Story by Collin Morris, Assistant Sports Editor
The college life has become infamously synonymous with poor sleeping habits, late-night studying binges and an overall teetering scale as students struggle to balance their overwhelming obligations.
Unfortunately for student-athletes, and despite the perception of the public, the workload does not culminate solely on the “student” aspect of student-athlete.
Student-athletes may begin cramming or enjoying their two hours of sleep, only after a grueling practice, late-night game or long road trip for an away series.
Athletic Director Allen Ward said Murray State student-athletes traditionally haven’t allowed their sports to interfere with academic responsibilities.
“Our graduation rate, I believe, was 2 percent higher than the student body this past year,” Ward said. “Typically we’re higher than that, but this one actually represented a year in which we had two coaching changes. We were 22 percent higher [than the student body] the year before.”

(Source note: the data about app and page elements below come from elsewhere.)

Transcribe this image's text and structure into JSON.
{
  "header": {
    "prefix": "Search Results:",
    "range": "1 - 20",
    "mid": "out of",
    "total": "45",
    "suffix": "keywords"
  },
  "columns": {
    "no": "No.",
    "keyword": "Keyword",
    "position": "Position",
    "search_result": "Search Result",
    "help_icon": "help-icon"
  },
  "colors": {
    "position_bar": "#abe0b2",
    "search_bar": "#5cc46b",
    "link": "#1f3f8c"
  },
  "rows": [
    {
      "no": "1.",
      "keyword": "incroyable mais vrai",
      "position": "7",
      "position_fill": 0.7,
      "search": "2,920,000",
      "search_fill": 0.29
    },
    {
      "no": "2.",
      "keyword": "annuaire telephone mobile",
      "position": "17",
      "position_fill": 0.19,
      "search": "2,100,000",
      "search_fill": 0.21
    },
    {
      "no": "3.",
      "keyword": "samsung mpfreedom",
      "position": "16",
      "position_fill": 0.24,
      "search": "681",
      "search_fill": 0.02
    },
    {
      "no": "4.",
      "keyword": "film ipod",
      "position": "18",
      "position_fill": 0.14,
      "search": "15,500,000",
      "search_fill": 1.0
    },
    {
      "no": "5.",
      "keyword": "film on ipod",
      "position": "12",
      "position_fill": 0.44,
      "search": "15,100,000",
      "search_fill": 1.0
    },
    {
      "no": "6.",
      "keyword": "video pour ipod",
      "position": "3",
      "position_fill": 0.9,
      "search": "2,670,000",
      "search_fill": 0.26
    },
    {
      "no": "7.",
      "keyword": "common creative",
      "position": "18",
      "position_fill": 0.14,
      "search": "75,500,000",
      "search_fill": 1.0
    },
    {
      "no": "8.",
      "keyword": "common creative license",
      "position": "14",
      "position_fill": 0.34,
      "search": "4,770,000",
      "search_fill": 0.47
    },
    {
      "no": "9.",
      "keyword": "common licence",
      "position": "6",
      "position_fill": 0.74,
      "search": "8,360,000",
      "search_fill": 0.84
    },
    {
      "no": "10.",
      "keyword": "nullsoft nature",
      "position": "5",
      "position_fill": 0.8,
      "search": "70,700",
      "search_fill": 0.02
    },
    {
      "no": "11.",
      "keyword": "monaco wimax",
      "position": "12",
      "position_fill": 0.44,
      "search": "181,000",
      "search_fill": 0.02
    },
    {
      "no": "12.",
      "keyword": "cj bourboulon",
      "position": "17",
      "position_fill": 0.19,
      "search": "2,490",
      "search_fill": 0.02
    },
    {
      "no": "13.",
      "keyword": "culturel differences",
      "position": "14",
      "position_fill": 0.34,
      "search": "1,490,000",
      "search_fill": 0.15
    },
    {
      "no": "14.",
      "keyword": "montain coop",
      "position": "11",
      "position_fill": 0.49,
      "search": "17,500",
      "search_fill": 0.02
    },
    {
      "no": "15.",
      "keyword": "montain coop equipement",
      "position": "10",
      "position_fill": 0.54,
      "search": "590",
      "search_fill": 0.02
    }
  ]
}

Ward also said the cumulative grade point average of all sports teams has never fallen below 3.0 in his 12 years as Murray State’s athletic director. Their success has been achieved, Ward says, by following his mantra of “Four years, two goals.”
“I tell our student-athletes, when they come here, that I expect them to do two things,” Ward said. “I expect them to leave Murray State with a championship ring on one hand and a diploma in the other. It sounds simple, but it’s a model we live by and it’s something we expect every athlete to aspire to.”
According to the NCAA’s website, aspiring student-athletes must maintain a 2.3 grade point average in core courses, putting Murray State’s athletic department above the nationally-required averages. Ward also said the NCAA tracks student-athletes’ progress toward their degree.
“We have to meet certain NCAA requirements for eligibility, and that eligibility means that they’re progressing towards their degree at a mandated clip,” Ward said. “And if they don’t do that, not only will they not graduate, but they’re not going to play either so we track all of that.”
Ward said he gets support from the school’s advisers, professors and other faculty and staff with the academic performance of Racer student-athletes.
“Our advisers give them some very personalized attention to help them understand their time demands and make their classes fit within their schedule when they have practice and everything else going on and to make sure they’re making progress towards their degree.”
Ward said along with the support from the faculty, he also expects academic commitment from his coaches as well.
“Our teams have had a lot of success academically,” Ward said. “I expect that from the coaches because [academics] are their commitment and that’s the message they send to their team.”